Kelly often receives credit for some of the Eagles' practice innovations, but it is often his assistants who come up with the contraptions. Running backs coach Duce Staley, for instance, has introduced a variety of drills that use unconventional tools.
But it's Kelly the iconoclast who promotes unorthodoxy. He's always exploring other models for any additional edge.
In June, he spoke about "self-governance" (trust, shared vision, and a commitment to a purpose-inspired mission) - the most successful business model, according to The HOW Report written by consulting firm LRN - and how the Eagles were moving in that direction.
"I make it a habit of trying to study high-performance organizations, and it doesn't have to be football," Kelly said. "It can be the military. It could be a business. It could be sports teams from other sports."
Kelly said that he has studied the Navy Seals up close, having observed them in training missions. He said that he has incorporated some of their methods, such as their meticulous planning and post-mission debriefing, into his coaching.
He has expressed his admiration for the U.S. military before. In June, Kelly divulged that one of his three brothers had served. He has been on USO-type trips to Iraq and Kuwait.
But the Seals are most intriguing when it comes to coaching, Azzinaro said, because of their success rate.

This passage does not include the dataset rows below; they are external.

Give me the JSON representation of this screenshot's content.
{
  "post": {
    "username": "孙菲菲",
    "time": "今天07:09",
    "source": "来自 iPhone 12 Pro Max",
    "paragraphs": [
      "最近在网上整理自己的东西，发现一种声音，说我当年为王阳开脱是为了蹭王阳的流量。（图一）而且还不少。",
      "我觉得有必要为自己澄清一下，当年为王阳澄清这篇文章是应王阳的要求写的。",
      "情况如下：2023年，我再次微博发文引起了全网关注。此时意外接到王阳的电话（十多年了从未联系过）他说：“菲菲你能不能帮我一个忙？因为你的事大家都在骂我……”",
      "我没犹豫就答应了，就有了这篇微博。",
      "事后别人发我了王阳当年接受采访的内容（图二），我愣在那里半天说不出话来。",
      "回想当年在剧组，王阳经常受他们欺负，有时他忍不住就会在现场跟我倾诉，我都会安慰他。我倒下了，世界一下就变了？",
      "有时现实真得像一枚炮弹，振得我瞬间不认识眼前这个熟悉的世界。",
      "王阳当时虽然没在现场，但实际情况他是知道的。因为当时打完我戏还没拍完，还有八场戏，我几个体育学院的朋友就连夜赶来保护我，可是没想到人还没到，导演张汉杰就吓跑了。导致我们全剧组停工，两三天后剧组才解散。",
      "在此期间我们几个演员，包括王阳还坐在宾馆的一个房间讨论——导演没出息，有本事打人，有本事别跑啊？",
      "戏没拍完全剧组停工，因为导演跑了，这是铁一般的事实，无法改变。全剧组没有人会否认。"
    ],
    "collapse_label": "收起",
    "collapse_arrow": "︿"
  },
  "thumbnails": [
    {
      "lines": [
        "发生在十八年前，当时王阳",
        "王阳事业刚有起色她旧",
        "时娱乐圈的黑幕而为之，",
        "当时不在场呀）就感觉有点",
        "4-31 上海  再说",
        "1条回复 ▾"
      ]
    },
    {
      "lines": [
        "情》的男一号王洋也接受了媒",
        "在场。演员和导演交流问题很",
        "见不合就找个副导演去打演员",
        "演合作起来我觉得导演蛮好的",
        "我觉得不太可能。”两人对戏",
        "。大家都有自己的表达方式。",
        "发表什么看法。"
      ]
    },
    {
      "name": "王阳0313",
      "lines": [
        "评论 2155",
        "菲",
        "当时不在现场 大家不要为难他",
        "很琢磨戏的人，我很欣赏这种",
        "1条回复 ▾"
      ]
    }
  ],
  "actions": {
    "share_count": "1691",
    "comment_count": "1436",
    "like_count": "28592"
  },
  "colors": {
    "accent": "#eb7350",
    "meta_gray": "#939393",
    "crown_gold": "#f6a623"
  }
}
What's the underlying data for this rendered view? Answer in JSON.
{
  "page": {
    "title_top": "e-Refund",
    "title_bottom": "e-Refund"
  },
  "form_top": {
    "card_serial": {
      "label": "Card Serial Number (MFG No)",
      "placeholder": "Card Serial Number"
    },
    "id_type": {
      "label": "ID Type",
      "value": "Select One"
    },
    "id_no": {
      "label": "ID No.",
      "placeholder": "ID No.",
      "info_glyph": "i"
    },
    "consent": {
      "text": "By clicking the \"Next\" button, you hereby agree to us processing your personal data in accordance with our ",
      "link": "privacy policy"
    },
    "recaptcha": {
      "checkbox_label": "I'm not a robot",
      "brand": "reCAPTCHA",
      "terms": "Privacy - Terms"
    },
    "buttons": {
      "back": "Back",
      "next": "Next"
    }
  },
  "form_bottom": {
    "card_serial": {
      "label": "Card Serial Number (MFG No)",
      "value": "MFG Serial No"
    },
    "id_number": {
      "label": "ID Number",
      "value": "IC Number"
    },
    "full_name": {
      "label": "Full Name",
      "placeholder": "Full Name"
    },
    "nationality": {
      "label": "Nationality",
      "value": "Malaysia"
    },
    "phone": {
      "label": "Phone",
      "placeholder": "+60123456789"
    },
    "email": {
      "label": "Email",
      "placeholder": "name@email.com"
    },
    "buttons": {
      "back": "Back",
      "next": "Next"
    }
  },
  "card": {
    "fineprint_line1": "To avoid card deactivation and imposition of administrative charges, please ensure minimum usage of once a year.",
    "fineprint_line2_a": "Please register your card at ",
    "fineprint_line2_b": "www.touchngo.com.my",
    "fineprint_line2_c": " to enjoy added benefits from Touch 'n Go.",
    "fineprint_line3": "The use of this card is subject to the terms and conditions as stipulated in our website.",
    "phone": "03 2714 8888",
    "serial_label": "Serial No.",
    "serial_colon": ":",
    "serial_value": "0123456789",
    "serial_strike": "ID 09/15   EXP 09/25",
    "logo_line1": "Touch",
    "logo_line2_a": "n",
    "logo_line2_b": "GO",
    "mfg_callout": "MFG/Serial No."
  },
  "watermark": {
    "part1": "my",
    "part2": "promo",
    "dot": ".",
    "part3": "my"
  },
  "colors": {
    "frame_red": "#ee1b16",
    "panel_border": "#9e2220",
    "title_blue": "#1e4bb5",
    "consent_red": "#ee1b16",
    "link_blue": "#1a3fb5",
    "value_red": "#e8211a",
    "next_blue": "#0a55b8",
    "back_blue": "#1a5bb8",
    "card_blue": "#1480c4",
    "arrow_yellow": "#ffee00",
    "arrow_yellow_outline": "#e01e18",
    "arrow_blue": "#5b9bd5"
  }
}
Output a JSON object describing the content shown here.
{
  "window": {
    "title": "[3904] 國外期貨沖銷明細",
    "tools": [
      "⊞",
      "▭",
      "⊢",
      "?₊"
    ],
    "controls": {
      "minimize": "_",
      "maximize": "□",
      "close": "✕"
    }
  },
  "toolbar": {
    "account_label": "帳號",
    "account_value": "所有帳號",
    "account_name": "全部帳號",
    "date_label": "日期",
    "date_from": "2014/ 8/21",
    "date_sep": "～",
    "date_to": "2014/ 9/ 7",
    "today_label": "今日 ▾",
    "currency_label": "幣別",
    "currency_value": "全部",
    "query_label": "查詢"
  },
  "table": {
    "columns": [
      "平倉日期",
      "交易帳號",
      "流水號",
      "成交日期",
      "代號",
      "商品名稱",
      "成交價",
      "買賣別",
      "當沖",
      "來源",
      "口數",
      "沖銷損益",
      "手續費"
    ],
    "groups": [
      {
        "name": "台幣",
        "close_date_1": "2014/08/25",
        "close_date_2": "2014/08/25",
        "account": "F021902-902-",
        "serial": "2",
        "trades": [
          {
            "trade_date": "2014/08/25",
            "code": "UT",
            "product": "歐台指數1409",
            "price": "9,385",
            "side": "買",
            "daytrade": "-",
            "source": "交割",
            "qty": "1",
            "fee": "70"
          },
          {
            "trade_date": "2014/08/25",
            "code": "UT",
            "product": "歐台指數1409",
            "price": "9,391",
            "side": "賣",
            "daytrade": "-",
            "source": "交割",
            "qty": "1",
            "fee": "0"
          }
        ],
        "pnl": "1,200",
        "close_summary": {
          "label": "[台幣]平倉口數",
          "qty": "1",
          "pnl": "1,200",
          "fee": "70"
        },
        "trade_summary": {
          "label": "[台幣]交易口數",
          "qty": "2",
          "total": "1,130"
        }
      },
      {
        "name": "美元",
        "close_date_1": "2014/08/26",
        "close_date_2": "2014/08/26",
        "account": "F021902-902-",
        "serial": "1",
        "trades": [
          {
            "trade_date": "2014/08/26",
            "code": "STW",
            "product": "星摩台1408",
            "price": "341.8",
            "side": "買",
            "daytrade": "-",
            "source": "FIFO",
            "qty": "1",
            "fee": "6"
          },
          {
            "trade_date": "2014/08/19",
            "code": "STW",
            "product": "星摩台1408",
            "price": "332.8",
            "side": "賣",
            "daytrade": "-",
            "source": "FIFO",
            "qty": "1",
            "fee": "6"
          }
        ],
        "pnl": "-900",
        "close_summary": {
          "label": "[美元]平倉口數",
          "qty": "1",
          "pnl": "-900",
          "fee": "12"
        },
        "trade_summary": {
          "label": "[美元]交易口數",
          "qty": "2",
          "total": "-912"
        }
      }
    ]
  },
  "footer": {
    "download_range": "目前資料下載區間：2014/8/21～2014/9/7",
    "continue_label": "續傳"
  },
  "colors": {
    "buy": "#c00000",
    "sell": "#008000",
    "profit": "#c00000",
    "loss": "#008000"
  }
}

"A lot of mental toughness you learn from them, and how they foster that," Kelly said. "A lot of leadership qualities that they look for. A lot of cooperation within the group. How does the group react in certain situations? Are they always looking for one guy to lead them, or are there multiple guys at certain times?"
What happens when the leader is off somewhere else? What happens when Kelly isn't around? Do the players walk on the grass?
"Every once in a while when he's not around," Barwin said. "But then one of the assistant coaches will say, 'Get off the grass,' or I will or somebody else will. We all know that it's something that bothers him."
And the players know why.
Chip Kelly joined an exclusive club when the Eagles reached the playoffs in his first season as an NFL coach. Since 1990, only 24 coaches have done it. Kelly is attempting to become the 13th to make the playoffs in his second year. Of the last 10 to reach the postseason in Year 1, three - John Harbaugh, Sean Payton, and Mike Tomlin - eventually won a Super Bowl. There are some lesser talents, though, on that list:
*–missed 12 games for cancer treatments